When buying food or personal care products, natural can conveniently offer you what you want as a consumer: a product that you can feel good about eating/using.
However, is the product truly better for you? And what about for the Earth? Isn't there a set of requirements that a company must meet to keep the "natural" label? It seems not!
In this post, I look at what these terms mean and dig deeper into how the government defines natural and organic so that we don't get fooled by advertising claims.
Organic and Natural what do they mean?
Organic and natural are two terms we hear a lot about these days. We use them when describing food, beauty or home care products. But what do they mean?
Whether it's our diet, skincare regimen, or laundry detergent, we tend to lean towards more natural and organic products for various reasons. When we think about what organic and natural foods mean to us, we instinctively believe that these products are healthier or better for the environment.
This idea comes from an internal belief that natural things are good and artificial things can be harmful.
When it comes to natural skincare and healthy living, many ask why organic and natural is better than "regular"?
Everyone has an opinion about what is better for you. If you grew up in an agricultural community or currently reside near one, you are likely to have heard a lot about the benefits of natural and organic products. If you are unfamiliar with the terms, here are some simple explanations:
Definition for natural: is anything that is not the result of any human interaction (herbs, plants, trees)
Definition of organic: means a plant or other organisms that have been grown without human interaction in a natural environment. Besides regulating which artificial ingredients can be used, there are also ethics regulations, such as fair trade practices.
Natural and Organic Labelling
The terms "natural" and "organic" are relative. Some might think "natural" is precisely the same as "organic," but they mean very different things.
While some people still use "natural" as a free-for-all term for anything not manufactured, organic has a precise definition enforced by law that all products must be made from natural materials (or synthetic materials to which no synthetically produced ingredients are added).
As with many things, the truth is in the middle. Natural products have been used worldwide for generations, but much evidence shows that "natural" products are not always effective or even safe.
Organic and natural products have been trending for quite some time, which makes sense since we have become more conscious of our health and the environment's plight. It also leads to misleading marketing and false claims, which are confusing. It can be tricky to know the difference between a real and not-so-real deal. I will try to shed a little more light on this below.
The organic label indicates that the product contains at least 95 per cent organically produced and processed ingredients. You might also see a brand with a percentage indicating how much the product qualifies as organic. Any product containing less than 70 per cent organic ingredients cannot use the organic label.
These products can only list individual components as organic.
What does the term "all-natural" mean?
The term "all-natural" implies no pesticides, right?
The answer is yes. "All-natural" means that the food/product does not contain artificial additives. This designation depends on the provider's testimony, and the label requires a lot of trust and faith in the brand.

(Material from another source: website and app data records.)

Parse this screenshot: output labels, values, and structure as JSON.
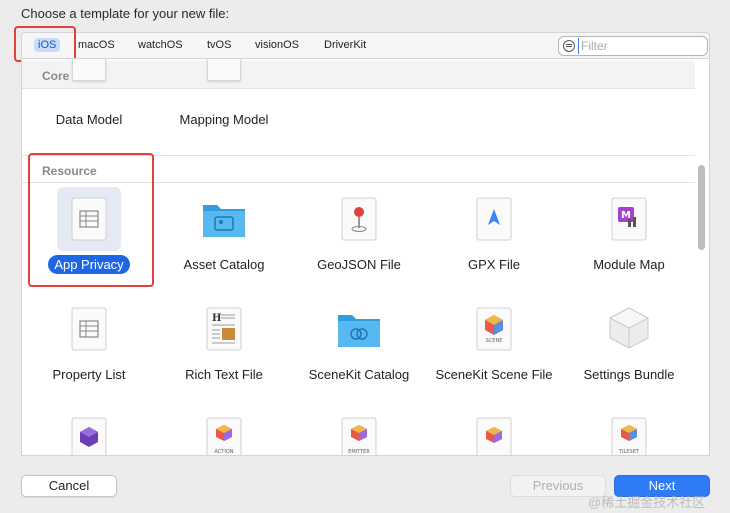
{
  "dialog": {
    "title": "Choose a template for your new file:"
  },
  "tabs": [
    {
      "label": "iOS",
      "selected": true
    },
    {
      "label": "macOS"
    },
    {
      "label": "watchOS"
    },
    {
      "label": "tvOS"
    },
    {
      "label": "visionOS"
    },
    {
      "label": "DriverKit"
    }
  ],
  "filter": {
    "placeholder": "Filter",
    "value": ""
  },
  "sections": {
    "core_data": {
      "title": "Core Data",
      "items": [
        {
          "label": "Data Model",
          "icon": "data-model-icon"
        },
        {
          "label": "Mapping Model",
          "icon": "mapping-model-icon"
        }
      ]
    },
    "resource": {
      "title": "Resource",
      "items": [
        {
          "label": "App Privacy",
          "icon": "app-privacy-icon",
          "selected": true
        },
        {
          "label": "Asset Catalog",
          "icon": "folder-icon"
        },
        {
          "label": "GeoJSON File",
          "icon": "map-pin-icon"
        },
        {
          "label": "GPX File",
          "icon": "location-arrow-icon"
        },
        {
          "label": "Module Map",
          "icon": "module-map-icon"
        },
        {
          "label": "Property List",
          "icon": "property-list-icon"
        },
        {
          "label": "Rich Text File",
          "icon": "rich-text-icon"
        },
        {
          "label": "SceneKit Catalog",
          "icon": "folder-icon"
        },
        {
          "label": "SceneKit Scene File",
          "icon": "scenekit-scene-icon"
        },
        {
          "label": "Settings Bundle",
          "icon": "settings-bundle-icon"
        },
        {
          "label": "",
          "icon": "reality-icon"
        },
        {
          "label": "",
          "icon": "action-icon"
        },
        {
          "label": "",
          "icon": "emitter-icon"
        },
        {
          "label": "",
          "icon": "scene-icon"
        },
        {
          "label": "",
          "icon": "tileset-icon"
        }
      ],
      "icon_badges": {
        "scene": "SCENE",
        "action": "ACTION",
        "emitter": "EMITTER",
        "tileset": "TILESET"
      }
    }
  },
  "buttons": {
    "cancel": "Cancel",
    "previous": "Previous",
    "next": "Next"
  },
  "watermark": "@稀土掘金技术社区",
  "colors": {
    "accent": "#2f7bf6",
    "highlight": "#e0413a",
    "selection": "#1f66e5"
  }
}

Chemicals and other harmful toxins are not supposed to be used in growing "natural" products, but the practice is unregulated and therefore unaccountable.

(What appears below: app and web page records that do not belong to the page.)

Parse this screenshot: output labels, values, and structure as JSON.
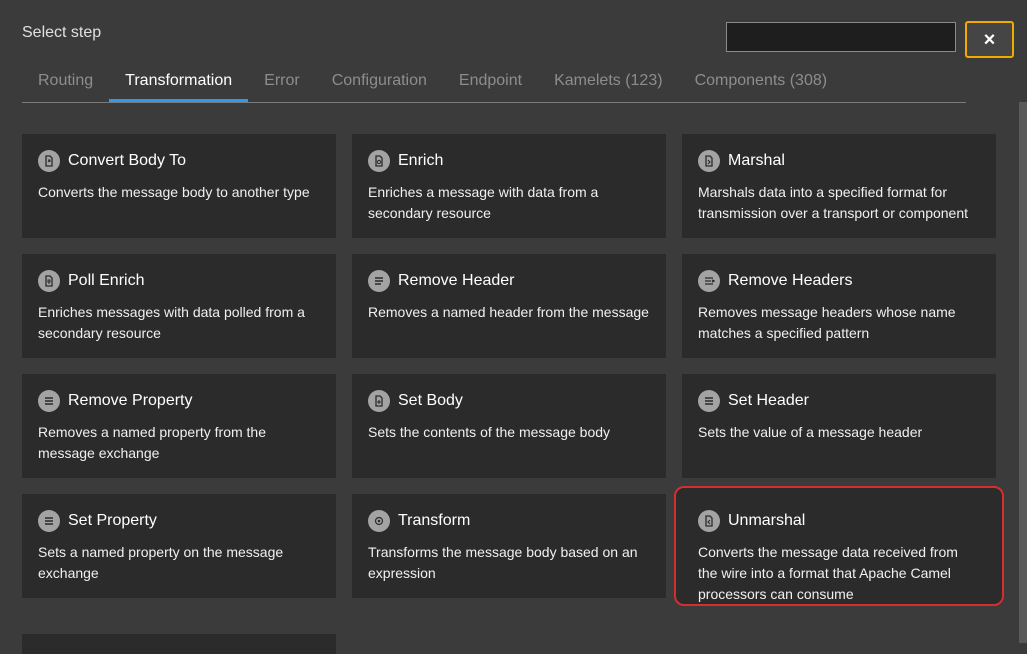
{
  "header": {
    "title": "Select step"
  },
  "search": {
    "value": "",
    "placeholder": ""
  },
  "close_button": {
    "label": "×"
  },
  "tabs": [
    {
      "label": "Routing",
      "active": false
    },
    {
      "label": "Transformation",
      "active": true
    },
    {
      "label": "Error",
      "active": false
    },
    {
      "label": "Configuration",
      "active": false
    },
    {
      "label": "Endpoint",
      "active": false
    },
    {
      "label": "Kamelets (123)",
      "active": false
    },
    {
      "label": "Components (308)",
      "active": false
    }
  ],
  "steps": [
    {
      "title": "Convert Body To",
      "description": "Converts the message body to another type",
      "icon": "convert-icon"
    },
    {
      "title": "Enrich",
      "description": "Enriches a message with data from a secondary resource",
      "icon": "enrich-icon"
    },
    {
      "title": "Marshal",
      "description": "Marshals data into a specified format for transmission over a transport or component",
      "icon": "marshal-icon"
    },
    {
      "title": "Poll Enrich",
      "description": "Enriches messages with data polled from a secondary resource",
      "icon": "poll-enrich-icon"
    },
    {
      "title": "Remove Header",
      "description": "Removes a named header from the message",
      "icon": "remove-header-icon"
    },
    {
      "title": "Remove Headers",
      "description": "Removes message headers whose name matches a specified pattern",
      "icon": "remove-headers-icon"
    },
    {
      "title": "Remove Property",
      "description": "Removes a named property from the message exchange",
      "icon": "remove-property-icon"
    },
    {
      "title": "Set Body",
      "description": "Sets the contents of the message body",
      "icon": "set-body-icon"
    },
    {
      "title": "Set Header",
      "description": "Sets the value of a message header",
      "icon": "set-header-icon"
    },
    {
      "title": "Set Property",
      "description": "Sets a named property on the message exchange",
      "icon": "set-property-icon"
    },
    {
      "title": "Transform",
      "description": "Transforms the message body based on an expression",
      "icon": "transform-icon"
    },
    {
      "title": "Unmarshal",
      "description": "Converts the message data received from the wire into a format that Apache Camel processors can consume",
      "icon": "unmarshal-icon",
      "selected": true
    }
  ],
  "colors": {
    "background": "#3b3b3b",
    "card": "#2b2b2b",
    "active_tab_underline": "#2b9af3",
    "close_border": "#f0ab00",
    "selection_outline": "#d62e2e"
  }
}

What does 'made with organic' mean on a label?
The USDA requires something advertising "made with organic" ingredients must have somewhere between 70 and 94% organic ingredients.
Artificial ingredients are frequently found in household cleaning products, shampoos and moisturisers. A rule of thumb is to avoid products if you cannot quickly understand the ingredients list. Synthetic ingredients such as "poly", "-eth-" or "oxy" are usually a no-go. Phthalates (artificial fragrances), parabens, and sulphates should also be avoided.
However, some ingredients sound scary but are perfectly safe.
Some ingredients, such as peppermint essential oil, are derived from relatively harmless sources.
- Peppermint essential oil is natural and has numerous health benefits, including digestion support and muscle relaxation.
- Salt in its most common form, the chemical sodium chloride,
- Vitellaria paradoxa, is Shea butter, a moisturiser made from the nuts of the African Shea tree. It contains vitamins A, E and F and is used in many skincare products.
Healthy skin can be maintained by taking care of it. It can be tempting to use things that don't cost much or are easy to find, but that doesn't mean they're good for your skin! Often using cheap products with harmful chemicals can make your skin worse.
Alternatively, you can use technology to help you identify the good from the bad by scanning the QR codes.
My approach to sustainable, natural, organic skincare ingredients is to look for brands and products that are:
* palm oil-free
* have ethical ingredient sourcing policies and use thoughtful, eco-friendly packaging.
While it is true that organic and natural skin care products can improve the look and feel of your skin, they are not the same thing.
Choosing wisely will ensure that you aren't paying a premium for a product that is not using certified organic ingredients. Your future skin will thank you!
Now that you know some of the basic concepts and differences behind organic vs natural skincare products, maybe it's time to try some out for yourself.
You can take your pick from Prana+Therapy, which offers a collection of organic beauty, lifestyle & wellbeing products made from quality ingredients.
All Prana+Therapy products are free of animal testing and harsh chemicals harmful to your skin, hair and overall body health.
Head over to the store and check them out!